Kurt Schwitters, Magic, c. 1936-40, collage on paper, support: 13.1 x 10.6 cm, Tate Gallery, London.
Kurt Schwitters, Opened by Customs, 1937-8, paper collage, oil and pencil on paper, 33.1 x 25.3 cm, Tate Gallery, London.
Kurt Schwitters, Picture with Basket Ring (Bild mit Korbring), 1938, assemblage: wood, rattan ring, paper, iron and steel nails on wood, 15 x 11 3/4 inches (38.1 x 29.8 cm), Museum of Modern Art, NY. (Another fine point: Someone at the Museum of Modern Art describes this as an "assemblage," and this may be more appropriate than calling it a collage. Is it more an assemblage because its components are joined by nails than by adhesives, or because its support is wood rather than paper? From this photo of it, Picture with Basket Ring resembles what might just as appropriately be described as a collage. If these terms overlap, how much do they?!)
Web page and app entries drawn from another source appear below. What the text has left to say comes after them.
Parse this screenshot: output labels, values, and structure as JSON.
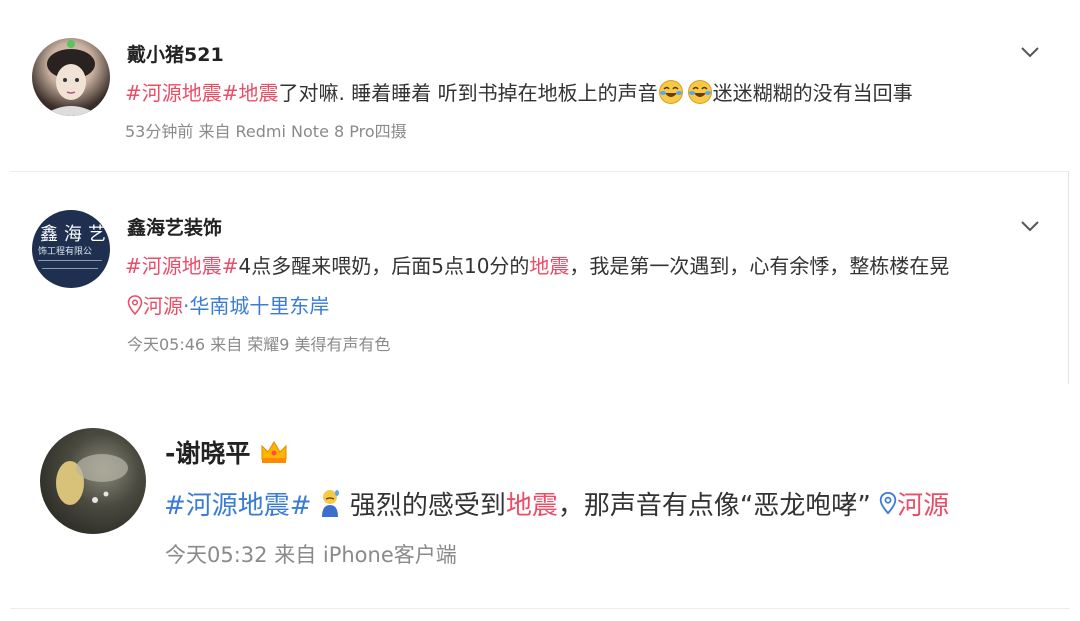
{
  "posts": [
    {
      "username": "戴小猪521",
      "topic1": "#河源地震#",
      "keyword1": "地震",
      "text1": "了对嘛. 睡着睡着 听到书掉在地板上的声音",
      "text2": "迷迷糊糊的没有当回事",
      "meta": "53分钟前  来自 Redmi Note 8 Pro四摄",
      "emoji_icon": "crying-laughing-emoji-icon"
    },
    {
      "username": "鑫海艺装饰",
      "avatar_text_1": "鑫海艺",
      "avatar_text_2": "饰工程有限公",
      "topic1": "#河源地震#",
      "text1": "4点多醒来喂奶，后面5点10分的",
      "keyword1": "地震",
      "text2": "，我是第一次遇到，心有余悸，整栋楼在晃",
      "location_city": "河源",
      "location_place": "·华南城十里东岸",
      "meta": "今天05:46  来自 荣耀9 美得有声有色"
    },
    {
      "username": "-谢晓平",
      "topic1": "#河源地震#",
      "text1": " 强烈的感受到",
      "keyword1": "地震",
      "text2": "，那声音有点像“恶龙咆哮” ",
      "location_city": "河源",
      "meta": "今天05:32  来自 iPhone客户端",
      "badge_icon": "crown-icon",
      "emoji_icon": "sweating-person-emoji-icon"
    }
  ],
  "colors": {
    "accent": "#eb4d67",
    "meta": "#8a8a8a",
    "divider": "#ececec"
  }
}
Kurt Schwitters, The Proposal, 1942, collage on paper, 31.9 x 39.5 cm, Tate Gallery, London.
Kurt Schwitters, (Relief in Relief), c. 1942-5, oil on wood and plaster, 49.5 x 41.3 x 10.2 cm, Tate Gallery, London.
Kurt Schwitters, Red Wire Sculpture, 1944, painted metal, stone, mixed media, 25.0 x 13.0 x 13.0 cm, Tate Gallery, London. See found material and wire.
Kurt Schwitters, Lofty, c. 1945-7, painted plaster, 25.2 x 16.0 x 13.0 cm, Tate Gallery, London.
Kurt Schwitters, Untitled (Ochre), c. 1945-7, painted plaster and stone, 9.5 x 22.6 x 15.0 cm, Tate Gallery, London.
Kurt Schwitters, NB, 1947, collage.
Sophie Taeuber-Arp (born "Sophie-Henriette Taeuber") (French, born Switzerland, 1889-1943), Head, c. 1918 - 1919, painted wood, 34 x 20 x 20 cm, Georges Pompidou Center, Paris.
Sophie Taeuber-Arp, Dada Head, 1920, painted wood with glass beads on wire, height 9 1/4 inches (23.5 cm).
Sophie Taeuber-Arp, Draft for the tearoom on the ground floor of the Café Aubette, 1926?, gouache, pencil and ink.
Man Ray (born Emmanuel Rudnitsky) (American, 1890-1976), Compass, 1920, gelatin silver print, 11.7 x 8.6 cm (4 5/8 x 3 3/8 inches), Metropolitan Museum of Art, NY. See photography.
Man Ray, Return to Reason, 1921, oil on canvas, 14 5/8 x 9 7/8 inches, Minneapolis Institute of Arts. See helix.
Man Ray, Indestructible Object, 1923, replica 1965, wooden metronome and photograph, 21.5 x 11.0 x 11.5 cm, Tate Gallery, London. Indestructible Object is a assisted readymade.
Otto Dix (German, 1891-1969), Erinnerung an die Spiegelsäle von Brüssel (A Memory of the Glass House in Brussels), 1920, oil and glass on a sheet of silver on canvas, 124 x 80.4 cm, Georges Pompidou Center, Paris.
Max Ernst (German, 1891-1976), Aquis submersus, 1919, oil on canvas.
Max Ernst, The Hat Makes the Man, 1920, gouache, pencil, ink, and collaged collotypes, 14 x 18 inches (35.6 x 45.7 cm), Museum of Modern Art, NY.
Max Ernst and Hans (aka Jean) Arp (French, 1887-1976), Switzerland, Birth-Place of Dada, 1920, collage on paper.
George Grosz (born, Georg Ehrenfried Gross) (American, born Germany, 1893-1959), Remember Uncle August, the Unhappy Inventor, 1919, oil, crayon, papers and five buttons sewn on canvas, 49 x 39.5 cm, Georges Pompidou Center, Paris.
George Grosz, "The Convict": Monteur John Heartfield after Franz Jung's Attempt to Get Him Up on His Feet, 1920, watercolor, pencil, cut-and-pasted postcards, and halftone relief on paper, 16 1/2 x 12 inches (41.9 x 30.5 cm), Museum of Modern Art, NY. See collage.
Marcel Janco (Romanian, 1895-1984), Mask, 1919, paper, cardboard, twine, gouache, and pastel.
Also see aleatory and aleatoric, anomaly, blot, Metaphysical Painting, readymade, and voyeurism.